* [PROBLEM TO WORK ON]: Every record below, from the first line to the last, is to be set down again exactly.

* [GIVEN DATA]:
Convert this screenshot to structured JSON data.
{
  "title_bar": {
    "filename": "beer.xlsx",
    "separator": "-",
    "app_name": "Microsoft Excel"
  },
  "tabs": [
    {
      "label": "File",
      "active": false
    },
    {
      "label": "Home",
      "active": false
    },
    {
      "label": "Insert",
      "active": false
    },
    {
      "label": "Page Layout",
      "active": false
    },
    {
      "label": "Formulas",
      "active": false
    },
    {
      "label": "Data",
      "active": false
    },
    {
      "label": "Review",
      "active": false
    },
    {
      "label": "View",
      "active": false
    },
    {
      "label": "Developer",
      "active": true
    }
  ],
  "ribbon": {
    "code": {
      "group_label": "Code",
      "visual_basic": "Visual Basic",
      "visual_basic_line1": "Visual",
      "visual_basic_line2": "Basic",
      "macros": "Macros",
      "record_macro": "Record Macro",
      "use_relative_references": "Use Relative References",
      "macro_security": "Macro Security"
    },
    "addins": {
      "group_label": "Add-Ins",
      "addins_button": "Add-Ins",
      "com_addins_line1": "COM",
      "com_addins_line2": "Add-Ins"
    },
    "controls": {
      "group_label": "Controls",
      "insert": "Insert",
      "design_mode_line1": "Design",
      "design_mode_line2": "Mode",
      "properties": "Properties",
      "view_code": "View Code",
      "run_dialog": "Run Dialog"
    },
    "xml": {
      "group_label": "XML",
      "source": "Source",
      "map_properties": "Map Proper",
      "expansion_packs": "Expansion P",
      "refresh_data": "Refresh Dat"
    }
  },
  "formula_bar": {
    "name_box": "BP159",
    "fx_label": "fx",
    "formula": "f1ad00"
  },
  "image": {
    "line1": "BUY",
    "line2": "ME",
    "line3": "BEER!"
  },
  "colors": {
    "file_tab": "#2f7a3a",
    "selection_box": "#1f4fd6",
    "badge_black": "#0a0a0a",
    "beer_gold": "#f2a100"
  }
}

* [REPLY]:
Convert this screenshot to structured JSON data.
{
  "title_bar": {
    "filename": "beer.xlsx",
    "separator": "-",
    "app_name": "Microsoft Excel"
  },
  "tabs": [
    {
      "label": "File",
      "active": false
    },
    {
      "label": "Home",
      "active": false
    },
    {
      "label": "Insert",
      "active": false
    },
    {
      "label": "Page Layout",
      "active": false
    },
    {
      "label": "Formulas",
      "active": false
    },
    {
      "label": "Data",
      "active": false
    },
    {
      "label": "Review",
      "active": false
    },
    {
      "label": "View",
      "active": false
    },
    {
      "label": "Developer",
      "active": true
    }
  ],
  "ribbon": {
    "code": {
      "group_label": "Code",
      "visual_basic": "Visual Basic",
      "visual_basic_line1": "Visual",
      "visual_basic_line2": "Basic",
      "macros": "Macros",
      "record_macro": "Record Macro",
      "use_relative_references": "Use Relative References",
      "macro_security": "Macro Security"
    },
    "addins": {
      "group_label": "Add-Ins",
      "addins_button": "Add-Ins",
      "com_addins_line1": "COM",
      "com_addins_line2": "Add-Ins"
    },
    "controls": {
      "group_label": "Controls",
      "insert": "Insert",
      "design_mode_line1": "Design",
      "design_mode_line2": "Mode",
      "properties": "Properties",
      "view_code": "View Code",
      "run_dialog": "Run Dialog"
    },
    "xml": {
      "group_label": "XML",
      "source": "Source",
      "map_properties": "Map Proper",
      "expansion_packs": "Expansion P",
      "refresh_data": "Refresh Dat"
    }
  },
  "formula_bar": {
    "name_box": "BP159",
    "fx_label": "fx",
    "formula": "f1ad00"
  },
  "image": {
    "line1": "BUY",
    "line2": "ME",
    "line3": "BEER!"
  },
  "colors": {
    "file_tab": "#2f7a3a",
    "selection_box": "#1f4fd6",
    "badge_black": "#0a0a0a",
    "beer_gold": "#f2a100"
  }
}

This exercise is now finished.